EXERCISE.
Report the number of lines in the entries below that include the word "pink", and nothing else.

------------------------------------------------------------

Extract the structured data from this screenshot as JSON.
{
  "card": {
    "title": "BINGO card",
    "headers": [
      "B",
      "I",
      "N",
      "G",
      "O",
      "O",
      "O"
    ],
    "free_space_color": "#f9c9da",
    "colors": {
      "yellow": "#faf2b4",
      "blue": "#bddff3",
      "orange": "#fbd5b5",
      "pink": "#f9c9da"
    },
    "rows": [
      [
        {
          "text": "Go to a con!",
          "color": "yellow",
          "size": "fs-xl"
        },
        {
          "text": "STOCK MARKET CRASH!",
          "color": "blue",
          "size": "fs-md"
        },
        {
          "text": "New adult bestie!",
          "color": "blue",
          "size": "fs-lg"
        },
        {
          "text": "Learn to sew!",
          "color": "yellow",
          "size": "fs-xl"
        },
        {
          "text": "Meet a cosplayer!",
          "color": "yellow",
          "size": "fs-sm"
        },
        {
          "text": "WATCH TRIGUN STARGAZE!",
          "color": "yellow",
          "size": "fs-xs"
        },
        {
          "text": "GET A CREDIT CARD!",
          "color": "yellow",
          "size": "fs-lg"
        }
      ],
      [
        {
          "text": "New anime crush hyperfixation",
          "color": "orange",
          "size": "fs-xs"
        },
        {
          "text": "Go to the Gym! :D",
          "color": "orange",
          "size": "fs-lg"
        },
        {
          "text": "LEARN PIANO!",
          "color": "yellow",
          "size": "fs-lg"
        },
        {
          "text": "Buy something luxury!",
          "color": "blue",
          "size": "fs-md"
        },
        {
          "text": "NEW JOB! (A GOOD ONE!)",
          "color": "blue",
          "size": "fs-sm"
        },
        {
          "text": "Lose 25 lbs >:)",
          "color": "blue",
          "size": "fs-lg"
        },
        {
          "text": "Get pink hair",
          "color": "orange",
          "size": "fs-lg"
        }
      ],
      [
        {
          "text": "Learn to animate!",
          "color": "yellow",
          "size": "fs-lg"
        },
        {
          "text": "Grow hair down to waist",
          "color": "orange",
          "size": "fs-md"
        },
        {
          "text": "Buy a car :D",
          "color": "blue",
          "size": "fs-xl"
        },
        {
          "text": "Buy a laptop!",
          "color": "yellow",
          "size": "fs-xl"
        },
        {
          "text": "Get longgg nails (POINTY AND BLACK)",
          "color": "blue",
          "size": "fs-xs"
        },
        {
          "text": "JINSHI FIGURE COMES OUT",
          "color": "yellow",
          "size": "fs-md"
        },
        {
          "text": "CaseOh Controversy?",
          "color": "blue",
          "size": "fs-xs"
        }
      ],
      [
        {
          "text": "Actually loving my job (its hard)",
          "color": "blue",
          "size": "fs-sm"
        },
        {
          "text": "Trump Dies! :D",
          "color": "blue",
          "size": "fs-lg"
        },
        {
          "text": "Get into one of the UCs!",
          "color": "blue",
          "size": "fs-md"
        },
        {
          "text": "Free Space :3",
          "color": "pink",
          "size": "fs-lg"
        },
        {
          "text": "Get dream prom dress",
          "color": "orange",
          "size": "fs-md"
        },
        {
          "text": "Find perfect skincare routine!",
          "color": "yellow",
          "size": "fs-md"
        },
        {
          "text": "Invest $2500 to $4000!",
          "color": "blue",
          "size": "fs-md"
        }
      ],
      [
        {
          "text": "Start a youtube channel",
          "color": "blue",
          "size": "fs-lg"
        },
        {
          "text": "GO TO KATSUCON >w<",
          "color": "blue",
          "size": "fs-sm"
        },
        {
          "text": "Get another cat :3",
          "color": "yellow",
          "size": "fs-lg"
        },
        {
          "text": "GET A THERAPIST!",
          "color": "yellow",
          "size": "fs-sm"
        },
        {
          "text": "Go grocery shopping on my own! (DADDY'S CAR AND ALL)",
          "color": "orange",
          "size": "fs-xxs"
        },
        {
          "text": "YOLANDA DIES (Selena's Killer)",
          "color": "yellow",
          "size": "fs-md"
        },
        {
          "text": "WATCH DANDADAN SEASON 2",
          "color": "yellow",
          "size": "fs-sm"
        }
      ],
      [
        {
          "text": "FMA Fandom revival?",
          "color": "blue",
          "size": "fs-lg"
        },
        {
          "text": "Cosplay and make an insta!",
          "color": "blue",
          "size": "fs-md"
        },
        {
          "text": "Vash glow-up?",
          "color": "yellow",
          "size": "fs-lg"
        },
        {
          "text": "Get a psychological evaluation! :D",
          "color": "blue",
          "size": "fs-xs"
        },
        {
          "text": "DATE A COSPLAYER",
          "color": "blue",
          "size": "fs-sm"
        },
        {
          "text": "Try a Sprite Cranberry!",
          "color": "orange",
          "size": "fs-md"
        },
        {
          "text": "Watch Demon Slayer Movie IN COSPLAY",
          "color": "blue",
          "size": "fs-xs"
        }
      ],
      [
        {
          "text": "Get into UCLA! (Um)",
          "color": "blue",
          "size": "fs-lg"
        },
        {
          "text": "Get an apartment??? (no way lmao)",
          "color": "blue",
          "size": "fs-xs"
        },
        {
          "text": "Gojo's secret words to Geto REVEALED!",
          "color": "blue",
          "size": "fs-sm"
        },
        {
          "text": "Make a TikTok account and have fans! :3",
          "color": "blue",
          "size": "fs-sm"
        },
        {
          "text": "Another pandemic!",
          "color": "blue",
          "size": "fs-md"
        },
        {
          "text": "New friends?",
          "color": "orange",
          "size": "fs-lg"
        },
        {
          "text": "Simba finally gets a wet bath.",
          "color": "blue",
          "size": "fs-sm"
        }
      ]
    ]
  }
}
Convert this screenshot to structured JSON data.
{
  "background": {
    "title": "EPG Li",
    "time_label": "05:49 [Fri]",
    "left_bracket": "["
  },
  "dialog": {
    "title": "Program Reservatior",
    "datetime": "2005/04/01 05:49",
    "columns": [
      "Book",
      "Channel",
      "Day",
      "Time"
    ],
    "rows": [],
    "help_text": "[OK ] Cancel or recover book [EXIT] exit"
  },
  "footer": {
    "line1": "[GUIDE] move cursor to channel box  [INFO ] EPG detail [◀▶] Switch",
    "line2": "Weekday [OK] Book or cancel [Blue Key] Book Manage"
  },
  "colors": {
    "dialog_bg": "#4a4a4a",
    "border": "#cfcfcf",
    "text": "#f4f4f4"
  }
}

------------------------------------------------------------

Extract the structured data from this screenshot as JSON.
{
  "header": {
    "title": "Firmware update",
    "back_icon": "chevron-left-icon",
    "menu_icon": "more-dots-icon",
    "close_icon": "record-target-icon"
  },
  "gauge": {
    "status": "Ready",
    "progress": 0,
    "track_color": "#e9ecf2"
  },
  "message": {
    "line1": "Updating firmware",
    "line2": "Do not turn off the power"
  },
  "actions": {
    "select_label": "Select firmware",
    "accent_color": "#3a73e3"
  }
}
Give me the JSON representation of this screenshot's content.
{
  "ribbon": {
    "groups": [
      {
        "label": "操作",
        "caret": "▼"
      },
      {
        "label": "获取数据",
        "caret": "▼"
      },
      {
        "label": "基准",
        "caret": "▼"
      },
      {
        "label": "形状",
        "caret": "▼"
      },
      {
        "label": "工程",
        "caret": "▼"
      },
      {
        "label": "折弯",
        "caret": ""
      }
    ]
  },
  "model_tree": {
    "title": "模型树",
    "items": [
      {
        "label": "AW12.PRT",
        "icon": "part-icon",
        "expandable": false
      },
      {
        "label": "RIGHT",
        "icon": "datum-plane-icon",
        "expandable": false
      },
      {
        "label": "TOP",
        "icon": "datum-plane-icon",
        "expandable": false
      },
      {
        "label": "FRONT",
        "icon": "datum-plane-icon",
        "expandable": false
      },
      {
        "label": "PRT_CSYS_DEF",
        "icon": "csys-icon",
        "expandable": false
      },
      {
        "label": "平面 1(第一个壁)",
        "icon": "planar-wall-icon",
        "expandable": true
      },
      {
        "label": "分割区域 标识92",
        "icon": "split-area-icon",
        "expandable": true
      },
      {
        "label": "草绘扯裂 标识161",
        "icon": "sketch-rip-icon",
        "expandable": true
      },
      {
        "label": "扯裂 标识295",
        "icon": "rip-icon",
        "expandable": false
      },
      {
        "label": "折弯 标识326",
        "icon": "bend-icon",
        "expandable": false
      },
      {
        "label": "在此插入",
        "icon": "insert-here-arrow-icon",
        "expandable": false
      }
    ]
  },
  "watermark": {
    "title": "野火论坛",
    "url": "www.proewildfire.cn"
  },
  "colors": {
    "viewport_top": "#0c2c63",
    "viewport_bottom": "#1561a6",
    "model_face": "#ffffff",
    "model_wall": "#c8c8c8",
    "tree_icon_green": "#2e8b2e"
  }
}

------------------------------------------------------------

OUTPUT BELOW.
3